------ Data

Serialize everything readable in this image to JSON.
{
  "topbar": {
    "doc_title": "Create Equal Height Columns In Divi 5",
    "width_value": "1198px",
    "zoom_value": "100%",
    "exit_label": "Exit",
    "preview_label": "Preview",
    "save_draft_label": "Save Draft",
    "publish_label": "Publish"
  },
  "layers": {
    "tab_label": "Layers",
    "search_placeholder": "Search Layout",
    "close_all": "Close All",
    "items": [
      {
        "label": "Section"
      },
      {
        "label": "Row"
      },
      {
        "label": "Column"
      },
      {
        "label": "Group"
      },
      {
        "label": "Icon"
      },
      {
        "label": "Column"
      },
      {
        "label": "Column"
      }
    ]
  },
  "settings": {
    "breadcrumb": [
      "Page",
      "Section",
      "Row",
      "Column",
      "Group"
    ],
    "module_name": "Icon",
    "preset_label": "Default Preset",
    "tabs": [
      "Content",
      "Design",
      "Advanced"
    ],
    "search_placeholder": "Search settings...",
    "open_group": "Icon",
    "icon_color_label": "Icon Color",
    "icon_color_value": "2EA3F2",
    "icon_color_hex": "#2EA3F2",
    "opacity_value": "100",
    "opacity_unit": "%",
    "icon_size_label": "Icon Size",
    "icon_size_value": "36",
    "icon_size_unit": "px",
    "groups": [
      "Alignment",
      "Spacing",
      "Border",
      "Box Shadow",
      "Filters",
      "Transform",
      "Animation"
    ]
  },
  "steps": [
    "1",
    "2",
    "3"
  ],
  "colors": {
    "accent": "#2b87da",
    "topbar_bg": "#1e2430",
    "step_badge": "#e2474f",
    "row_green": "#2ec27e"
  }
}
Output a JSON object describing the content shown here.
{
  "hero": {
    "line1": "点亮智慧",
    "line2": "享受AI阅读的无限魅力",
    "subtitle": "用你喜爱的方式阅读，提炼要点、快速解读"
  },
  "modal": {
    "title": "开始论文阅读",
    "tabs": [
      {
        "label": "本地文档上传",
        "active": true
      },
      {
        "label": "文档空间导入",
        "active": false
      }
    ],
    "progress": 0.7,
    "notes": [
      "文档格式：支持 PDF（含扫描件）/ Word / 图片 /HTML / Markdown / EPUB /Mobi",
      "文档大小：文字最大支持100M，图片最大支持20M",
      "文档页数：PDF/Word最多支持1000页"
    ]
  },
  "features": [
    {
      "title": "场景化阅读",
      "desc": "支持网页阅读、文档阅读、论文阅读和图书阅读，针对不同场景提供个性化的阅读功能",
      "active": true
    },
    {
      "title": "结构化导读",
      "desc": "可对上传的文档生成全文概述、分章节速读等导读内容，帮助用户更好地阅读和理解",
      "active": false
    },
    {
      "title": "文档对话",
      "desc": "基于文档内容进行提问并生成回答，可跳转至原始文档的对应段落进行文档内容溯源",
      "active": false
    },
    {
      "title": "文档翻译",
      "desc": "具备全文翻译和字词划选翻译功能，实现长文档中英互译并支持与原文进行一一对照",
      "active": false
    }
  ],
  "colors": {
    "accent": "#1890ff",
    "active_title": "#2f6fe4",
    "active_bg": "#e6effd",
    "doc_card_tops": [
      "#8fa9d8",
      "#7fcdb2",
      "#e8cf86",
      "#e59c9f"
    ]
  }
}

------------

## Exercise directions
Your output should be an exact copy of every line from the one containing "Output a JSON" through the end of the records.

## Exercise output
Output a JSON object describing the content shown here.
{
  "hero": {
    "line1": "点亮智慧",
    "line2": "享受AI阅读的无限魅力",
    "subtitle": "用你喜爱的方式阅读，提炼要点、快速解读"
  },
  "modal": {
    "title": "开始论文阅读",
    "tabs": [
      {
        "label": "本地文档上传",
        "active": true
      },
      {
        "label": "文档空间导入",
        "active": false
      }
    ],
    "progress": 0.7,
    "notes": [
      "文档格式：支持 PDF（含扫描件）/ Word / 图片 /HTML / Markdown / EPUB /Mobi",
      "文档大小：文字最大支持100M，图片最大支持20M",
      "文档页数：PDF/Word最多支持1000页"
    ]
  },
  "features": [
    {
      "title": "场景化阅读",
      "desc": "支持网页阅读、文档阅读、论文阅读和图书阅读，针对不同场景提供个性化的阅读功能",
      "active": true
    },
    {
      "title": "结构化导读",
      "desc": "可对上传的文档生成全文概述、分章节速读等导读内容，帮助用户更好地阅读和理解",
      "active": false
    },
    {
      "title": "文档对话",
      "desc": "基于文档内容进行提问并生成回答，可跳转至原始文档的对应段落进行文档内容溯源",
      "active": false
    },
    {
      "title": "文档翻译",
      "desc": "具备全文翻译和字词划选翻译功能，实现长文档中英互译并支持与原文进行一一对照",
      "active": false
    }
  ],
  "colors": {
    "accent": "#1890ff",
    "active_title": "#2f6fe4",
    "active_bg": "#e6effd",
    "doc_card_tops": [
      "#8fa9d8",
      "#7fcdb2",
      "#e8cf86",
      "#e59c9f"
    ]
  }
}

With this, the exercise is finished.